__TASK BRIEF__
Produce a copy of every line in the records that holds the string "avatar".

[Saved data entries]
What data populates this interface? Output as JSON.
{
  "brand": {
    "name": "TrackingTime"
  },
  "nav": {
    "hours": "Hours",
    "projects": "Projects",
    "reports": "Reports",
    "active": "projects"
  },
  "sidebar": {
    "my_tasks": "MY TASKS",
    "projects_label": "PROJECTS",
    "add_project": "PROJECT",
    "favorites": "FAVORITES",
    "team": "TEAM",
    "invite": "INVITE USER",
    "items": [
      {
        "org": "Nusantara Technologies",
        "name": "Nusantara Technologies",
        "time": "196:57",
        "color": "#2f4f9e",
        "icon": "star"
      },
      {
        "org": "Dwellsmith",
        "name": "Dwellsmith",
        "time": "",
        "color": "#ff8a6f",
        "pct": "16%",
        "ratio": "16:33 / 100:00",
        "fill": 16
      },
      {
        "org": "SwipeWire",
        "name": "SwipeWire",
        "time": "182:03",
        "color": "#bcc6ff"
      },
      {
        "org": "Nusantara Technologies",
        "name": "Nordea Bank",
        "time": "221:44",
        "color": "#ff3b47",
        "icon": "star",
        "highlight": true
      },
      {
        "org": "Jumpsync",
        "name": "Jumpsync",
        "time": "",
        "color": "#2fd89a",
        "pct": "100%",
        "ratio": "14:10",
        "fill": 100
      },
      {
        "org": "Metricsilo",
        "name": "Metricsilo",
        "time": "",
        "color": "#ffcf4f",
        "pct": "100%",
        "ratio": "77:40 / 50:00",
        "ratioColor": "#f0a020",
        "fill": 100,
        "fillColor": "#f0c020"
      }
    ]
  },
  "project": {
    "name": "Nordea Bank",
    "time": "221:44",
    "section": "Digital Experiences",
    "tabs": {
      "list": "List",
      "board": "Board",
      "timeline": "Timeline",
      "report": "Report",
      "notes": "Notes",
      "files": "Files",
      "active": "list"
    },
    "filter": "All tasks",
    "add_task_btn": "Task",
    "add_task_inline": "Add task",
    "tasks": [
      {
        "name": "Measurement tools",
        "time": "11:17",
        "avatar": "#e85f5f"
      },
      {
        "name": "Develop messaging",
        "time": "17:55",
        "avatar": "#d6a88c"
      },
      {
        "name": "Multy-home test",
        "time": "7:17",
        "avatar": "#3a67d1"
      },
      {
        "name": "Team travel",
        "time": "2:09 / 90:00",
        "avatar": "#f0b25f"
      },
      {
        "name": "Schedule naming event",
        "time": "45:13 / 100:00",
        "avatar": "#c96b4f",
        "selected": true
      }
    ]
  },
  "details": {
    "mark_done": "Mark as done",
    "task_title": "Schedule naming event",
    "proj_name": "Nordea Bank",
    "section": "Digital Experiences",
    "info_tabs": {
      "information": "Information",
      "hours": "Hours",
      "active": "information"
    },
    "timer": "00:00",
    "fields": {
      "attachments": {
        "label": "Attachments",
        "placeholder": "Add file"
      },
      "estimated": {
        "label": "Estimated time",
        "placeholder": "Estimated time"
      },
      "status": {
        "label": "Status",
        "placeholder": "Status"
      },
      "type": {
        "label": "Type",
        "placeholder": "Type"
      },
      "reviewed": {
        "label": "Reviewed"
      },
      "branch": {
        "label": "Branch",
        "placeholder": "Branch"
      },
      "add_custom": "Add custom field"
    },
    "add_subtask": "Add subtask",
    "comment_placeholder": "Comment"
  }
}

__REPLY TO THE EXERCISE__
        "avatar": "#e85f5f"
        "avatar": "#d6a88c"
        "avatar": "#3a67d1"
        "avatar": "#f0b25f"
        "avatar": "#c96b4f",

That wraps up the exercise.